*** Opening RAW DATA ***

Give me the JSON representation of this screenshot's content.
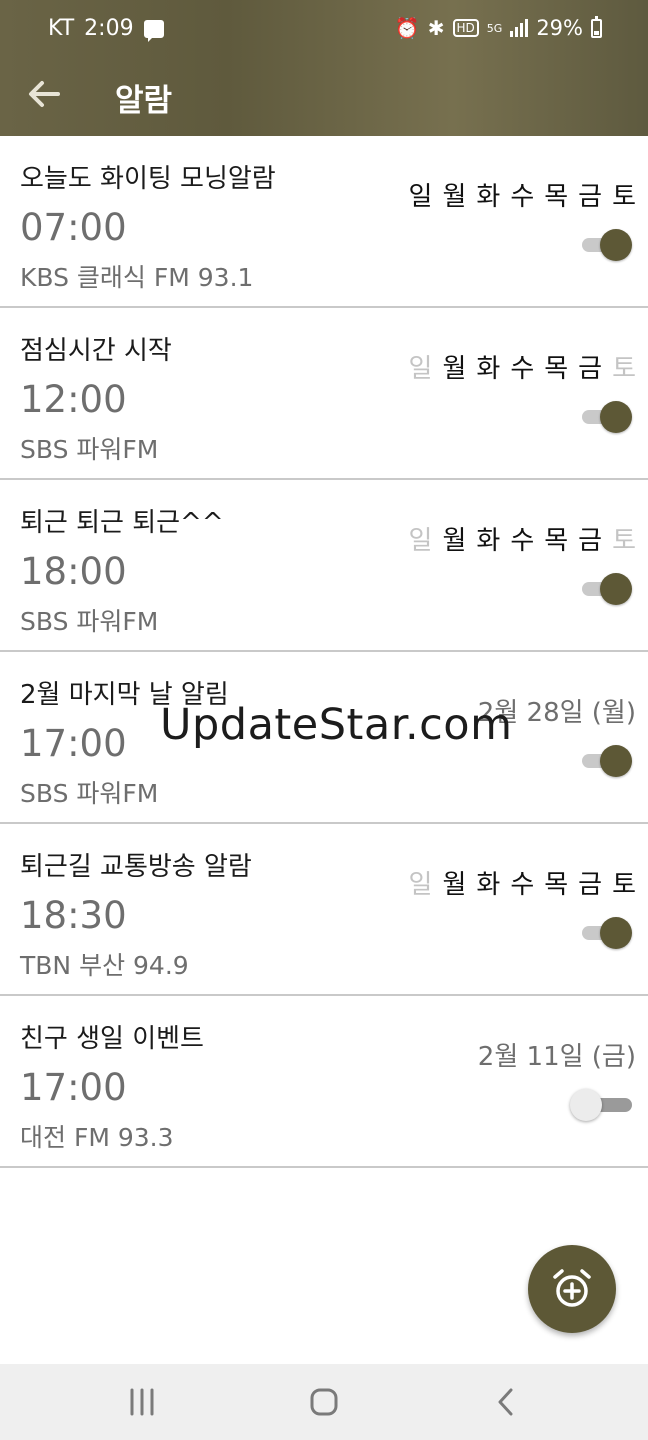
{
  "status": {
    "carrier": "KT",
    "time": "2:09",
    "hd": "HD",
    "network": "5G",
    "battery": "29%"
  },
  "appbar": {
    "title": "알람"
  },
  "alarms": [
    {
      "name": "오늘도 화이팅 모닝알람",
      "time": "07:00",
      "station": "KBS 클래식 FM 93.1",
      "days": [
        {
          "label": "일",
          "on": true
        },
        {
          "label": "월",
          "on": true
        },
        {
          "label": "화",
          "on": true
        },
        {
          "label": "수",
          "on": true
        },
        {
          "label": "목",
          "on": true
        },
        {
          "label": "금",
          "on": true
        },
        {
          "label": "토",
          "on": true
        }
      ],
      "enabled": true
    },
    {
      "name": "점심시간 시작",
      "time": "12:00",
      "station": "SBS 파워FM",
      "days": [
        {
          "label": "일",
          "on": false
        },
        {
          "label": "월",
          "on": true
        },
        {
          "label": "화",
          "on": true
        },
        {
          "label": "수",
          "on": true
        },
        {
          "label": "목",
          "on": true
        },
        {
          "label": "금",
          "on": true
        },
        {
          "label": "토",
          "on": false
        }
      ],
      "enabled": true
    },
    {
      "name": "퇴근 퇴근 퇴근^^",
      "time": "18:00",
      "station": "SBS 파워FM",
      "days": [
        {
          "label": "일",
          "on": false
        },
        {
          "label": "월",
          "on": true
        },
        {
          "label": "화",
          "on": true
        },
        {
          "label": "수",
          "on": true
        },
        {
          "label": "목",
          "on": true
        },
        {
          "label": "금",
          "on": true
        },
        {
          "label": "토",
          "on": false
        }
      ],
      "enabled": true
    },
    {
      "name": "2월 마지막 날 알림",
      "time": "17:00",
      "station": "SBS 파워FM",
      "date": "2월 28일 (월)",
      "enabled": true
    },
    {
      "name": "퇴근길 교통방송 알람",
      "time": "18:30",
      "station": "TBN 부산 94.9",
      "days": [
        {
          "label": "일",
          "on": false
        },
        {
          "label": "월",
          "on": true
        },
        {
          "label": "화",
          "on": true
        },
        {
          "label": "수",
          "on": true
        },
        {
          "label": "목",
          "on": true
        },
        {
          "label": "금",
          "on": true
        },
        {
          "label": "토",
          "on": true
        }
      ],
      "enabled": true
    },
    {
      "name": "친구 생일 이벤트",
      "time": "17:00",
      "station": "대전 FM 93.3",
      "date": "2월 11일 (금)",
      "enabled": false
    }
  ],
  "watermark": "UpdateStar.com",
  "colors": {
    "accent": "#5d5836",
    "appbar": "#6a6446"
  },
  "icons": {
    "back": "arrow-left-icon",
    "fab": "add-alarm-icon"
  }
}
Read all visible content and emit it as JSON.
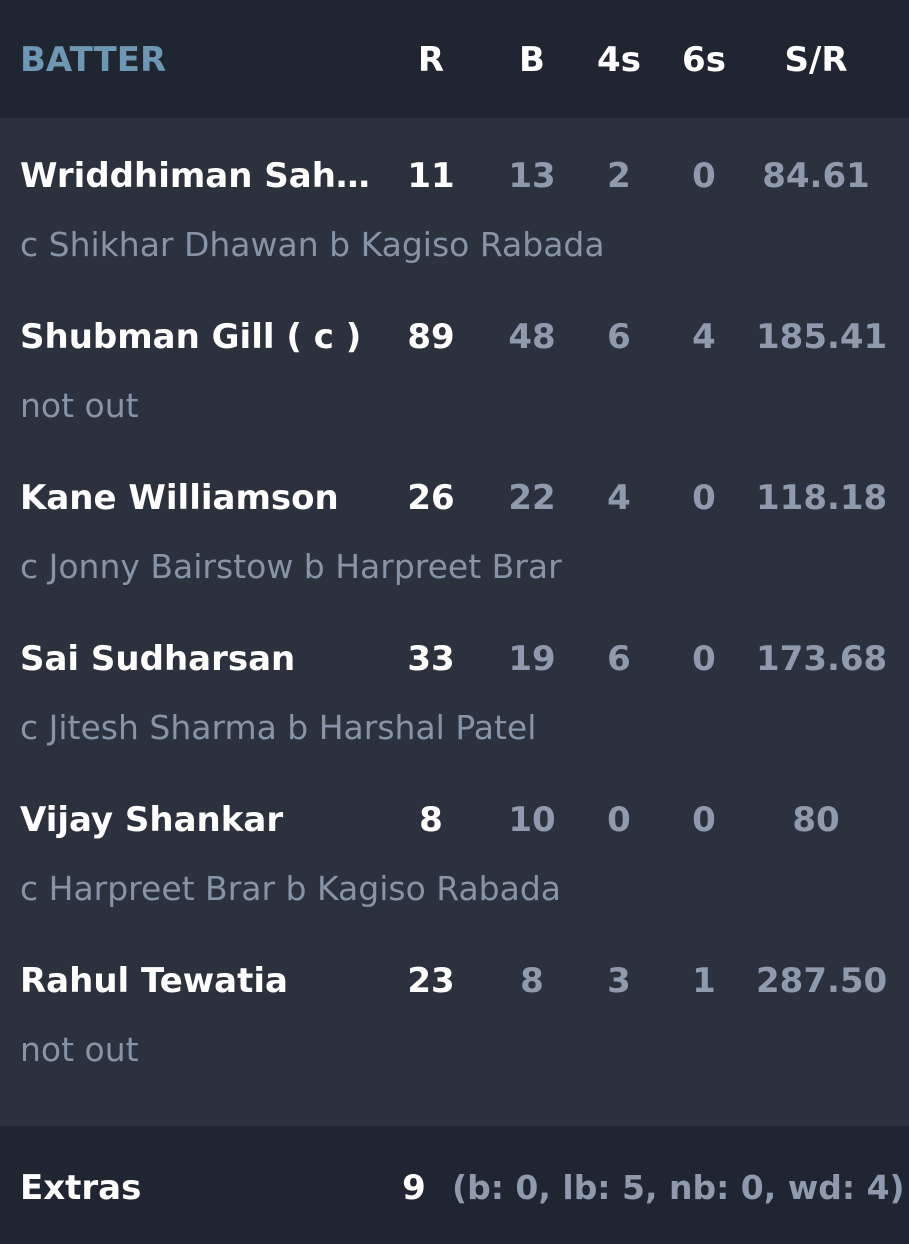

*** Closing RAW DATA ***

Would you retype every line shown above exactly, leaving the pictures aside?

■ SOLUTION TO THIS TASK ■
Give me the JSON representation of this screenshot's content.
{
  "status": {
    "carrier": "KT",
    "time": "2:09",
    "hd": "HD",
    "network": "5G",
    "battery": "29%"
  },
  "appbar": {
    "title": "알람"
  },
  "alarms": [
    {
      "name": "오늘도 화이팅 모닝알람",
      "time": "07:00",
      "station": "KBS 클래식 FM 93.1",
      "days": [
        {
          "label": "일",
          "on": true
        },
        {
          "label": "월",
          "on": true
        },
        {
          "label": "화",
          "on": true
        },
        {
          "label": "수",
          "on": true
        },
        {
          "label": "목",
          "on": true
        },
        {
          "label": "금",
          "on": true
        },
        {
          "label": "토",
          "on": true
        }
      ],
      "enabled": true
    },
    {
      "name": "점심시간 시작",
      "time": "12:00",
      "station": "SBS 파워FM",
      "days": [
        {
          "label": "일",
          "on": false
        },
        {
          "label": "월",
          "on": true
        },
        {
          "label": "화",
          "on": true
        },
        {
          "label": "수",
          "on": true
        },
        {
          "label": "목",
          "on": true
        },
        {
          "label": "금",
          "on": true
        },
        {
          "label": "토",
          "on": false
        }
      ],
      "enabled": true
    },
    {
      "name": "퇴근 퇴근 퇴근^^",
      "time": "18:00",
      "station": "SBS 파워FM",
      "days": [
        {
          "label": "일",
          "on": false
        },
        {
          "label": "월",
          "on": true
        },
        {
          "label": "화",
          "on": true
        },
        {
          "label": "수",
          "on": true
        },
        {
          "label": "목",
          "on": true
        },
        {
          "label": "금",
          "on": true
        },
        {
          "label": "토",
          "on": false
        }
      ],
      "enabled": true
    },
    {
      "name": "2월 마지막 날 알림",
      "time": "17:00",
      "station": "SBS 파워FM",
      "date": "2월 28일 (월)",
      "enabled": true
    },
    {
      "name": "퇴근길 교통방송 알람",
      "time": "18:30",
      "station": "TBN 부산 94.9",
      "days": [
        {
          "label": "일",
          "on": false
        },
        {
          "label": "월",
          "on": true
        },
        {
          "label": "화",
          "on": true
        },
        {
          "label": "수",
          "on": true
        },
        {
          "label": "목",
          "on": true
        },
        {
          "label": "금",
          "on": true
        },
        {
          "label": "토",
          "on": true
        }
      ],
      "enabled": true
    },
    {
      "name": "친구 생일 이벤트",
      "time": "17:00",
      "station": "대전 FM 93.3",
      "date": "2월 11일 (금)",
      "enabled": false
    }
  ],
  "watermark": "UpdateStar.com",
  "colors": {
    "accent": "#5d5836",
    "appbar": "#6a6446"
  },
  "icons": {
    "back": "arrow-left-icon",
    "fab": "add-alarm-icon"
  }
}
Read all visible content and emit it as JSON.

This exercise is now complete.